It seemed to hit Phillips earlier than his midfield partner, the Leeds man visibly growing in confidence over the course of the first half, while Rice began to elaborate in possession and venture further forward after the break.

Phillips shone in the first 45 minutes, keeping it simple in the initial quarter of an hour, when there were no real opportunities to turn and play forward.

Out of possession he worked hard to try and shut Germany down, England packing the middle of the park having looked a little too open in the very first minutes of the fixture.

As minutes ticked away, Phillips began to exert more influence, his first forward burst on the right flank ending when Kieran Trippier was unable to complete the one-two.

Next came the first big tackle on Havertz that delighted the home fans in the 40,000 Wembley crowd and countless others in West Yorkshire.

A lovely chipped pass into space behind the left side of the German defence gave Trippier time to pick out Harry Maguire with a decent cross, the Manchester United man heading wide.

Another good ball from the boots bearing a tribute to Phillips' beloved late Granny Val freed Raheem Sterling, whose low ball into the area was cleared.

Phillips began to demand the ball more vehemently, finding his voice and his rhythm and performing higher up the pitch.

Having got involved on the right wing again, trying to get to the byline, he sprinted back when possession was turned over and rescued the situation with an even more aggressive tackle that sent Havertz sailing through the air.

And before the half was done he was bursting through the middle with a run in behind to try and give Harry Kane a target, as the striker turned to play the ball forward, albeit too far ahead of the Leeds man.

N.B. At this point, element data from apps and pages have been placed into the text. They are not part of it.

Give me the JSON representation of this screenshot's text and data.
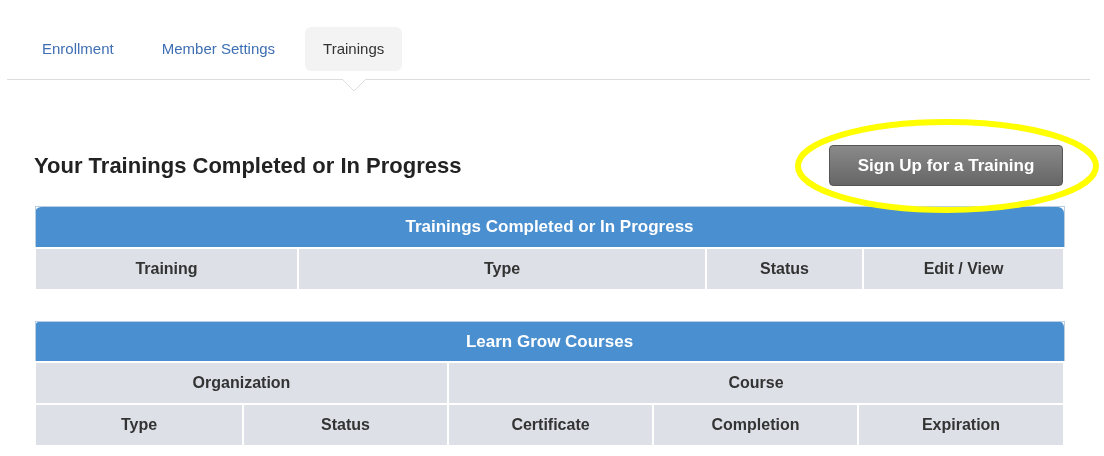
{
  "tabs": [
    {
      "label": "Enrollment",
      "selected": false
    },
    {
      "label": "Member Settings",
      "selected": false
    },
    {
      "label": "Trainings",
      "selected": true
    }
  ],
  "heading": "Your Trainings Completed or In Progress",
  "sign_up_button": {
    "label": "Sign Up for a Training",
    "highlighted": true
  },
  "tables": [
    {
      "title": "Trainings Completed or In Progress",
      "columns": [
        {
          "label": "Training"
        },
        {
          "label": "Type"
        },
        {
          "label": "Status"
        },
        {
          "label": "Edit / View"
        }
      ]
    },
    {
      "title": "Learn Grow Courses",
      "columns": [
        {
          "label": "Organization",
          "children": [
            {
              "label": "Type"
            },
            {
              "label": "Status"
            }
          ]
        },
        {
          "label": "Course",
          "children": [
            {
              "label": "Certificate"
            },
            {
              "label": "Completion"
            },
            {
              "label": "Expiration"
            }
          ]
        }
      ]
    }
  ]
}
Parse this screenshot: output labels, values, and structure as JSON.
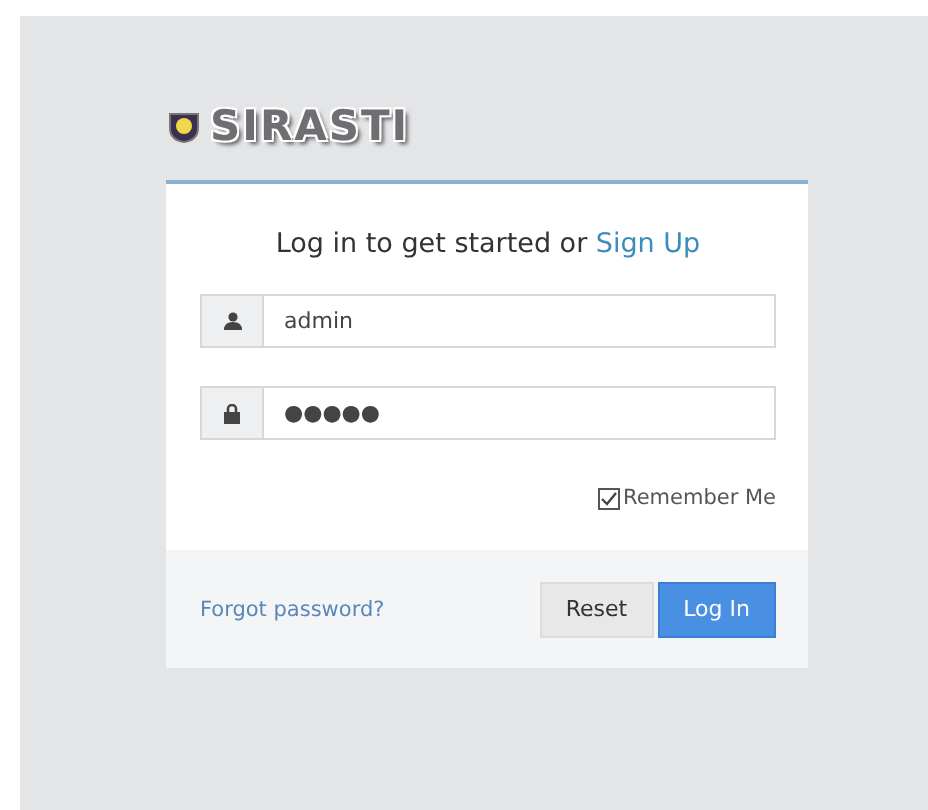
{
  "logo": {
    "text": "SIRASTI"
  },
  "login_box": {
    "heading": "Log in to get started or **Sign Up**",
    "fields": [
      {
        "kind": "user",
        "value": "admin"
      },
      {
        "kind": "password",
        "value": "●●●●●"
      }
    ],
    "remember_me": {
      "label": "Remember Me",
      "checked": true
    },
    "forgot_link": "Forgot password?",
    "buttons": [
      {
        "kind": "secondary",
        "label": "Reset"
      },
      {
        "kind": "primary",
        "label": "Log In"
      }
    ]
  }
}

The last action of the half was a tackle on Kroos that left the German limping and Phillips on the same tightrope as the earlier-booked Rice, Dutch referee Danny Makkelie flashing the yellow due to the studs-up nature of the stoppage time challenge.

Phillips' second half was all about work. He tracked runs, darted into space away from the ball to lead German players away from his England team-mates and although his time in the opposition half was more limited, he did what was required.

He and Rice provided a solid platform from which the attackers could go and do their thing, which they did clinically, twice.

Once England had that two-goal cushion Phillips and his fellow defenders threw themselves at every pass and cross in desperate search of a fourth consecutive clean sheet.

The final whistle was as welcome in Leeds as it was inside Wembley and by being on the pitch to hear it, Phillips maintained his ever-present record at his first major tournament. Every minute played, no goals conceded, history made and another step taken towards English footballing folklore.

The Germans are out and Kroos, among others might now retire from international football. Kalvin Phillips of Leeds United and England is just getting started.